Available data
----
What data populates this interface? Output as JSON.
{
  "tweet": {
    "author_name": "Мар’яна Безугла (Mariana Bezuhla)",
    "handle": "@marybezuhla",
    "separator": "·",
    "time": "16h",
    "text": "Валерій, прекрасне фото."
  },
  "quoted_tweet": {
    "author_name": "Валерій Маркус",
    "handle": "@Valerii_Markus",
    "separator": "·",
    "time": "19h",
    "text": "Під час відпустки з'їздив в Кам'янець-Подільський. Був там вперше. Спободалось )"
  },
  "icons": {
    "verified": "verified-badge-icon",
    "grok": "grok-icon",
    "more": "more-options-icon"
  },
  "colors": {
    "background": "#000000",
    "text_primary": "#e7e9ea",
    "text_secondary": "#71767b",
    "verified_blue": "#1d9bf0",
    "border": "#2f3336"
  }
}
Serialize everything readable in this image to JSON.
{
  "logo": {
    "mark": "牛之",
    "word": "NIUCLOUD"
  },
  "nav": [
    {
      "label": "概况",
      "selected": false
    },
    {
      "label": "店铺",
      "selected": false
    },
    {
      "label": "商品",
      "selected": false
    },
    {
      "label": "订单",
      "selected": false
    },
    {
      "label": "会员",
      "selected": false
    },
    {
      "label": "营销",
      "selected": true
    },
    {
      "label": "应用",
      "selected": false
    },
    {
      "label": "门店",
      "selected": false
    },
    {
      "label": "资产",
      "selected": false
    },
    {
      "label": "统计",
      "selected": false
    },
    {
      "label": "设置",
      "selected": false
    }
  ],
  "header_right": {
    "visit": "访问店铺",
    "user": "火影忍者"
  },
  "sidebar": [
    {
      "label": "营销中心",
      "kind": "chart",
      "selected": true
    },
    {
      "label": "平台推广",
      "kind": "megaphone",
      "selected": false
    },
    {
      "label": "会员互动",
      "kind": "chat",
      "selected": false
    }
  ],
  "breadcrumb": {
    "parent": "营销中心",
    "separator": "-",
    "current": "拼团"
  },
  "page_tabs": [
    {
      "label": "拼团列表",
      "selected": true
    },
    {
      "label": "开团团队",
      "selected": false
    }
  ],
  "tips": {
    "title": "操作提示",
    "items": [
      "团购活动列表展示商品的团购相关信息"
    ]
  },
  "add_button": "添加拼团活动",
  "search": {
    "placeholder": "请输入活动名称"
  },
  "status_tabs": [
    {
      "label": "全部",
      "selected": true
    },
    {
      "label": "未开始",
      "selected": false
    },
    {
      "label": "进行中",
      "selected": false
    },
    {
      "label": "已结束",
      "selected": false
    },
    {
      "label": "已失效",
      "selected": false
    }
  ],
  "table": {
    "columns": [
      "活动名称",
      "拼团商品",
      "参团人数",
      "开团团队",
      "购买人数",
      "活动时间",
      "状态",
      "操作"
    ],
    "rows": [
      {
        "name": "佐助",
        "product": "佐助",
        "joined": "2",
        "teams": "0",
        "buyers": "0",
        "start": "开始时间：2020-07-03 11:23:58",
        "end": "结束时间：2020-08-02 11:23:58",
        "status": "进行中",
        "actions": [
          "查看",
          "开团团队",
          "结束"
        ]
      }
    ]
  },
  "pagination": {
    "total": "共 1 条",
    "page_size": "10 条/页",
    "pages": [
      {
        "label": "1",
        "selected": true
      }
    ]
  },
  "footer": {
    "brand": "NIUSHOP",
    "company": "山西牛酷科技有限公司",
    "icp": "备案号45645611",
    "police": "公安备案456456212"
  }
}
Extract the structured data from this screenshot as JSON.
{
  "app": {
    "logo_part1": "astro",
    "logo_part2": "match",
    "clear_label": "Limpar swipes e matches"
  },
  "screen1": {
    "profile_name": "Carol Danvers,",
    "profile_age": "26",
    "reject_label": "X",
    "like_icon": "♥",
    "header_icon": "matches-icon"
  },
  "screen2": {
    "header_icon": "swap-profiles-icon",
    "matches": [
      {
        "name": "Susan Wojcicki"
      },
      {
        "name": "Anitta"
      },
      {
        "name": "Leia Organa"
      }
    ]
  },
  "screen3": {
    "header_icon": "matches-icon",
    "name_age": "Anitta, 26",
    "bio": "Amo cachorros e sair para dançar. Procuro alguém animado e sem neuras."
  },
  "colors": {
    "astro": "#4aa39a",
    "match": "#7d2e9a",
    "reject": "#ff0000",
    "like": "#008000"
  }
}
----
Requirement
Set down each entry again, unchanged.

Answer to this exercise
What data populates this interface? Output as JSON.
{
  "tweet": {
    "author_name": "Мар’яна Безугла (Mariana Bezuhla)",
    "handle": "@marybezuhla",
    "separator": "·",
    "time": "16h",
    "text": "Валерій, прекрасне фото."
  },
  "quoted_tweet": {
    "author_name": "Валерій Маркус",
    "handle": "@Valerii_Markus",
    "separator": "·",
    "time": "19h",
    "text": "Під час відпустки з'їздив в Кам'янець-Подільський. Був там вперше. Спободалось )"
  },
  "icons": {
    "verified": "verified-badge-icon",
    "grok": "grok-icon",
    "more": "more-options-icon"
  },
  "colors": {
    "background": "#000000",
    "text_primary": "#e7e9ea",
    "text_secondary": "#71767b",
    "verified_blue": "#1d9bf0",
    "border": "#2f3336"
  }
}
Serialize everything readable in this image to JSON.
{
  "logo": {
    "mark": "牛之",
    "word": "NIUCLOUD"
  },
  "nav": [
    {
      "label": "概况",
      "selected": false
    },
    {
      "label": "店铺",
      "selected": false
    },
    {
      "label": "商品",
      "selected": false
    },
    {
      "label": "订单",
      "selected": false
    },
    {
      "label": "会员",
      "selected": false
    },
    {
      "label": "营销",
      "selected": true
    },
    {
      "label": "应用",
      "selected": false
    },
    {
      "label": "门店",
      "selected": false
    },
    {
      "label": "资产",
      "selected": false
    },
    {
      "label": "统计",
      "selected": false
    },
    {
      "label": "设置",
      "selected": false
    }
  ],
  "header_right": {
    "visit": "访问店铺",
    "user": "火影忍者"
  },
  "sidebar": [
    {
      "label": "营销中心",
      "kind": "chart",
      "selected": true
    },
    {
      "label": "平台推广",
      "kind": "megaphone",
      "selected": false
    },
    {
      "label": "会员互动",
      "kind": "chat",
      "selected": false
    }
  ],
  "breadcrumb": {
    "parent": "营销中心",
    "separator": "-",
    "current": "拼团"
  },
  "page_tabs": [
    {
      "label": "拼团列表",
      "selected": true
    },
    {
      "label": "开团团队",
      "selected": false
    }
  ],
  "tips": {
    "title": "操作提示",
    "items": [
      "团购活动列表展示商品的团购相关信息"
    ]
  },
  "add_button": "添加拼团活动",
  "search": {
    "placeholder": "请输入活动名称"
  },
  "status_tabs": [
    {
      "label": "全部",
      "selected": true
    },
    {
      "label": "未开始",
      "selected": false
    },
    {
      "label": "进行中",
      "selected": false
    },
    {
      "label": "已结束",
      "selected": false
    },
    {
      "label": "已失效",
      "selected": false
    }
  ],
  "table": {
    "columns": [
      "活动名称",
      "拼团商品",
      "参团人数",
      "开团团队",
      "购买人数",
      "活动时间",
      "状态",
      "操作"
    ],
    "rows": [
      {
        "name": "佐助",
        "product": "佐助",
        "joined": "2",
        "teams": "0",
        "buyers": "0",
        "start": "开始时间：2020-07-03 11:23:58",
        "end": "结束时间：2020-08-02 11:23:58",
        "status": "进行中",
        "actions": [
          "查看",
          "开团团队",
          "结束"
        ]
      }
    ]
  },
  "pagination": {
    "total": "共 1 条",
    "page_size": "10 条/页",
    "pages": [
      {
        "label": "1",
        "selected": true
      }
    ]
  },
  "footer": {
    "brand": "NIUSHOP",
    "company": "山西牛酷科技有限公司",
    "icp": "备案号45645611",
    "police": "公安备案456456212"
  }
}
Extract the structured data from this screenshot as JSON.
{
  "app": {
    "logo_part1": "astro",
    "logo_part2": "match",
    "clear_label": "Limpar swipes e matches"
  },
  "screen1": {
    "profile_name": "Carol Danvers,",
    "profile_age": "26",
    "reject_label": "X",
    "like_icon": "♥",
    "header_icon": "matches-icon"
  },
  "screen2": {
    "header_icon": "swap-profiles-icon",
    "matches": [
      {
        "name": "Susan Wojcicki"
      },
      {
        "name": "Anitta"
      },
      {
        "name": "Leia Organa"
      }
    ]
  },
  "screen3": {
    "header_icon": "matches-icon",
    "name_age": "Anitta, 26",
    "bio": "Amo cachorros e sair para dançar. Procuro alguém animado e sem neuras."
  },
  "colors": {
    "astro": "#4aa39a",
    "match": "#7d2e9a",
    "reject": "#ff0000",
    "like": "#008000"
  }
}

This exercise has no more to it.